If you love food as much as Canadians do, it would be sacrilegious to go back without having a serving or two of these classics.
Above: The Arctic Char, with green beans, potatoes, cherry tomatoes, olives, capers, and a spicy aioli.
Poutine: Canada should take a bow for a lot of things—this French- Canadian dish of crispy fries covered with gravy and cheese curds is one of them. Try different varieties of this mess such as poutine pizza, poutine ice cream, or poutine burger.
Bagels: We are not getting into the whole New York bagel versus Montreal bagel debate again. Just know that bagels in the French city are small, crunchy baked goodness with poppy or sesame seed toppings.
Arctic Char: Somewhere between trout and salmon in flavour, you will find this in the aisles of all grocery stories and on the menus of restaurants all across Canada.
Mussels: Did you know that Prince Edward Island produces almost 80 per cent of Canada’s mussels? Try steamed mussels in white wine sauce or mussel chowder —these P.E.I. delicacies are all-time favourites.
Smoked Meat Sandwich: Go to the counter of any deli in Montreal (we highly recommend the legendary Schwartz’s) and order this cousin of pastrami made with beef brisket. Fatty, medium, or lean smoked meat—your call.
Maple Donut: Where else will you have maple-glazed donuts if not in Canada?
Canadian Bacon: It’s just bacon for Canadians. These thin slices of cured pork loin are best had with eggs Benedict or topped on pizzas.
Tourtiere (Quebecois Meat Pie): Nothing says Christmas in Quebec more than this traditional French-Canadian dish. Normally, it is stuffed with finely chopped meat (beef, pork, veal, or game meats), but it has many regional variants across the country.
Saskatoon Berry Pie: You may not have heard of Saskatoon berry, but this wild superfood that looks like blueberry has been picked and eaten by the Aboriginals in Canada for hundreds of years and we are only now realising they make a delicious, fruity pie.

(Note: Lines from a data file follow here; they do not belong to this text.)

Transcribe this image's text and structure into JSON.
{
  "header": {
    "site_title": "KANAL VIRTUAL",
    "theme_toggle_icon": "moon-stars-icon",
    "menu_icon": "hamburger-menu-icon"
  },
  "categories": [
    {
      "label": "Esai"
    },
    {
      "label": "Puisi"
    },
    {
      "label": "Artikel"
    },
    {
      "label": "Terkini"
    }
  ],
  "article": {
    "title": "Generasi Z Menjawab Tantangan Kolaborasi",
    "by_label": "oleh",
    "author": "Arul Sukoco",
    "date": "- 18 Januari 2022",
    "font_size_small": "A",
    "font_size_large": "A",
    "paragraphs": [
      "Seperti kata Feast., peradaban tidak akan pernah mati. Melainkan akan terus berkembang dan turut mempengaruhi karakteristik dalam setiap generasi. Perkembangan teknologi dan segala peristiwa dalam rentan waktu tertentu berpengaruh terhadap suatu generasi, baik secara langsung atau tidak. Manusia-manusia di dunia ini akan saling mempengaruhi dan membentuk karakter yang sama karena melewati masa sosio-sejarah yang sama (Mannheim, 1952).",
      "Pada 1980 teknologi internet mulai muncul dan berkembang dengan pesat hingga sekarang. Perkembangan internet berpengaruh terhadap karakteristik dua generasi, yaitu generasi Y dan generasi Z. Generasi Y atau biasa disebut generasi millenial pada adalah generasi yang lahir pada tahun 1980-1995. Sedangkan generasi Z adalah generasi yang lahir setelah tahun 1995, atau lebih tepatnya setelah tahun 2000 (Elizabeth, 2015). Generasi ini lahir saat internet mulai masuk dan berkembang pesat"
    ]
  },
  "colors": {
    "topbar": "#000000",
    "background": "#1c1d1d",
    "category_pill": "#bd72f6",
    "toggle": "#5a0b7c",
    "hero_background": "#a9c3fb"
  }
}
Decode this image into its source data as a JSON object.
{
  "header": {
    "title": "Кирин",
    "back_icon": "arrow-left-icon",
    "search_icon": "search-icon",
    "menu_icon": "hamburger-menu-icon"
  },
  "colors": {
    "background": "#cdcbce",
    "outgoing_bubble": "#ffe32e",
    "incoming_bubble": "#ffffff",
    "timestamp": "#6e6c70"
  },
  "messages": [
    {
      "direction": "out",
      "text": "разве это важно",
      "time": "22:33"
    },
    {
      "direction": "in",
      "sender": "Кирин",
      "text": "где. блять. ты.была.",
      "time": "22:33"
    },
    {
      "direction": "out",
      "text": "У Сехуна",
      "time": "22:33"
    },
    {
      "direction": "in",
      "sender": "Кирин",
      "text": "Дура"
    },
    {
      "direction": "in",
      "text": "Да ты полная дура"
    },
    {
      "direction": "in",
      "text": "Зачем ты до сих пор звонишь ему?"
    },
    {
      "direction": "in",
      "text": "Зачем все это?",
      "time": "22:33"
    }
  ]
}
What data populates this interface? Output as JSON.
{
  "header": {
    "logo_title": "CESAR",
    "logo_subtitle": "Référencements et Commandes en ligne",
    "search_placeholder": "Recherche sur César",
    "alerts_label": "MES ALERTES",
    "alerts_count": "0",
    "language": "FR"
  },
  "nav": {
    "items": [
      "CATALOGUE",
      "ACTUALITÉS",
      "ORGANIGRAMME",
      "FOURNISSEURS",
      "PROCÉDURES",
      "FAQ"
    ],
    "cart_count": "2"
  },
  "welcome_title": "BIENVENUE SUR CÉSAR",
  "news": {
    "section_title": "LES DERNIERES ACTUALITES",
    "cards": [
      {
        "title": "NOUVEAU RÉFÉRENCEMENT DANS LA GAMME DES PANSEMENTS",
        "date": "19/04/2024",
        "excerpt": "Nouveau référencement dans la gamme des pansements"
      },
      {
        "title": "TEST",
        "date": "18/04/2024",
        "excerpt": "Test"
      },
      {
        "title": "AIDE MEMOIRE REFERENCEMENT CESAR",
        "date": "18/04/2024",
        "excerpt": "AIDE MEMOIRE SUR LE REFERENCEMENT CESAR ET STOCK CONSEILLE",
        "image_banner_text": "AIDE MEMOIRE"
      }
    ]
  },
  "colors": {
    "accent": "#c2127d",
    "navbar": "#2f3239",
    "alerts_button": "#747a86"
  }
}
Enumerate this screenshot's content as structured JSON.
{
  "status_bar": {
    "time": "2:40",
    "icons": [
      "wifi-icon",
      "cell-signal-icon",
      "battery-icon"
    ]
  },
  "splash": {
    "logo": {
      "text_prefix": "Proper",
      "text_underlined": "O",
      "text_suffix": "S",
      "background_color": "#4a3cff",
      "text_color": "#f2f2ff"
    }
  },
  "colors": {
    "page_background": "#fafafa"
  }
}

Bannock: Scottish traders brought this light, fry bread to Canada, where the Aboriginals adopted it. You can try bannock burgers or sandwiches at Kekuli Cafe in British Columbia.
A storage facility in Montreal was robbed of 20,000 litres of maple syrup in August. This isn’t the first time though—maple syrup worth US$18 million was stolen from Quebec in the great heist of 2012.
There is something to be said about a café that serves dogs (and happily), a restaurant that endorses blind tastings, and a bar that is straight out of Harry Potter.
Above: We are not kidding—it’s a Japanese practice to serve sushi on naked models and a Toronto-based catering service, Naked Sushi Inc, offers this unconventional experience to clients at their events. Before you gross out, sushi bearers are not totally naked and the food doesn’t touch their bodies directly. nakedsushi.ca